Return every line from the records below with the string "encrypted".

Material for this task —
___
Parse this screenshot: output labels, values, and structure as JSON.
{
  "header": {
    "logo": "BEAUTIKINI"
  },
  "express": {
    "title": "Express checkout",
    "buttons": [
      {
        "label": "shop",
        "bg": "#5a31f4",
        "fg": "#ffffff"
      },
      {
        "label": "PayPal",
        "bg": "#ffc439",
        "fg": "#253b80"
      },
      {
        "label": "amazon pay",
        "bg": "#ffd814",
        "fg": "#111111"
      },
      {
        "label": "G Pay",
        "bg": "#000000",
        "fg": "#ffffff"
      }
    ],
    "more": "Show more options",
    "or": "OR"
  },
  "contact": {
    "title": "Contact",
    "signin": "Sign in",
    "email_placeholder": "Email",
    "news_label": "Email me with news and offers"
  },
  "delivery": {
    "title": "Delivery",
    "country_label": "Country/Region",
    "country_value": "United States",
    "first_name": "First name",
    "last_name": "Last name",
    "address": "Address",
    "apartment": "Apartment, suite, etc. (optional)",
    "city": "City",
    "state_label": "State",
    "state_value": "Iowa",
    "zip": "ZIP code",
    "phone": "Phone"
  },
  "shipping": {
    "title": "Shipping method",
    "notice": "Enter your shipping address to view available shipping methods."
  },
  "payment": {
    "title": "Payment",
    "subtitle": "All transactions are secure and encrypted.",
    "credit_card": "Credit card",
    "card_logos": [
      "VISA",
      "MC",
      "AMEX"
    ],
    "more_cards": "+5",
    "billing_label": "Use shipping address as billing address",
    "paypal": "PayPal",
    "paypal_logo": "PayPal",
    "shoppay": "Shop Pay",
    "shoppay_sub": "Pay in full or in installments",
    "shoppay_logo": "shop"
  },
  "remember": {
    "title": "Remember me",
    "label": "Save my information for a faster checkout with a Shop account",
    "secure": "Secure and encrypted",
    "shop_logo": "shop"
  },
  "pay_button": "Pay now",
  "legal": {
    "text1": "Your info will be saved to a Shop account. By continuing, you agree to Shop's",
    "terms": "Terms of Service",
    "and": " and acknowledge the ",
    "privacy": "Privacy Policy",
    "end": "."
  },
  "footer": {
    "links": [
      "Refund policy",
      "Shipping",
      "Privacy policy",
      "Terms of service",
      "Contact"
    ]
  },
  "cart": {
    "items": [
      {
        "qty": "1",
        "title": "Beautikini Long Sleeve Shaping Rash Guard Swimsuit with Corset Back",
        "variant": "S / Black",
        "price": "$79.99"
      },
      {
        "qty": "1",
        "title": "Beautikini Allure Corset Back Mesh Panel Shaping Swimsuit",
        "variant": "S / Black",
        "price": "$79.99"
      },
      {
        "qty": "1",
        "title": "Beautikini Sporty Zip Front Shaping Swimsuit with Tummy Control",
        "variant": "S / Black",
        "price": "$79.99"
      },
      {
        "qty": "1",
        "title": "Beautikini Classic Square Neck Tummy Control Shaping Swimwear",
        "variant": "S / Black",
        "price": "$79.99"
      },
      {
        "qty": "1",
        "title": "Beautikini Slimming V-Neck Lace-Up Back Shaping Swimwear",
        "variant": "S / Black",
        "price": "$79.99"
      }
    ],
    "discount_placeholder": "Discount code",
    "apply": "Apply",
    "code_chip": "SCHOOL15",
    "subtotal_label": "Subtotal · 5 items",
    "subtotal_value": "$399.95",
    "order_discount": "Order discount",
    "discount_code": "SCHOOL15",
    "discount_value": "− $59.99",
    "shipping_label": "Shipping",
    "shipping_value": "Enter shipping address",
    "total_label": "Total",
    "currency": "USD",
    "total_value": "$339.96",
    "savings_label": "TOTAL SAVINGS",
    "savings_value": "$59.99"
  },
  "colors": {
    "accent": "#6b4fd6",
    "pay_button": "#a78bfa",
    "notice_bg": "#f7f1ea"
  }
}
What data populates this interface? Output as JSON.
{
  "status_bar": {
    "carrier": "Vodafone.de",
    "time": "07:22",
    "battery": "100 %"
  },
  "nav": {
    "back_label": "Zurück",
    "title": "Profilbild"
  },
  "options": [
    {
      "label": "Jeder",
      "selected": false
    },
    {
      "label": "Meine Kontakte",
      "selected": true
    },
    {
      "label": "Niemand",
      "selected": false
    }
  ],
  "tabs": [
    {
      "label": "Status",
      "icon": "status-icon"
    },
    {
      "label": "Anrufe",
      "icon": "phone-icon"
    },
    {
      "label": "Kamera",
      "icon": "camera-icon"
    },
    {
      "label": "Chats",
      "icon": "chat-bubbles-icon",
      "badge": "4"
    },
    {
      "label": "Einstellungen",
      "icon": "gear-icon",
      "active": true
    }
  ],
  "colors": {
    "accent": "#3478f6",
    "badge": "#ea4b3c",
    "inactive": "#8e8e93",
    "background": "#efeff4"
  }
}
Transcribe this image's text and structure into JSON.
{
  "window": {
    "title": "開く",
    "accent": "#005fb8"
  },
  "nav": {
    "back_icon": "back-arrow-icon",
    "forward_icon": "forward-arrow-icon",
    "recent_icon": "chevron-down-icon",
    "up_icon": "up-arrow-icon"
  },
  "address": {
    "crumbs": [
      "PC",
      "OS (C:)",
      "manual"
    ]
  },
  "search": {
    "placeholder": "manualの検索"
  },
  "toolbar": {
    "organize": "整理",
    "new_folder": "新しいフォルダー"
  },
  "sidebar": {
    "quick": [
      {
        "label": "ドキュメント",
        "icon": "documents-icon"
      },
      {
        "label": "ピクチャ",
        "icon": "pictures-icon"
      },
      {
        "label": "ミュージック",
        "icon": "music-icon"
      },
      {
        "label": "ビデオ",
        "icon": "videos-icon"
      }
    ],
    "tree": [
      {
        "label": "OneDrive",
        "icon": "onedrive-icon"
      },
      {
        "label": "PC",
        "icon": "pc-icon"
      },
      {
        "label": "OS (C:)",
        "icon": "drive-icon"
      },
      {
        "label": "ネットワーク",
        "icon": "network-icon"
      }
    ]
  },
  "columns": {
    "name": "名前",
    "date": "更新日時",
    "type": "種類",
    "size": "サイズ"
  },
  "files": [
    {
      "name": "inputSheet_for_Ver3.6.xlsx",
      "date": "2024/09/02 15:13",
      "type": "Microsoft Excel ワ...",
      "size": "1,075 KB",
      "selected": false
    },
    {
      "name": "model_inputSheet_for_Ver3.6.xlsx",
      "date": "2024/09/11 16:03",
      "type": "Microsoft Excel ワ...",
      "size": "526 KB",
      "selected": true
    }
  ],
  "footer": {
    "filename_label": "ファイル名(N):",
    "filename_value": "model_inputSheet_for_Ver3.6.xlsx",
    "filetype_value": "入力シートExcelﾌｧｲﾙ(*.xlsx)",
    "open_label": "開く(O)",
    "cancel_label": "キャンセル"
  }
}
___
Written response —
    "subtitle": "All transactions are secure and encrypted.",
    "secure": "Secure and encrypted",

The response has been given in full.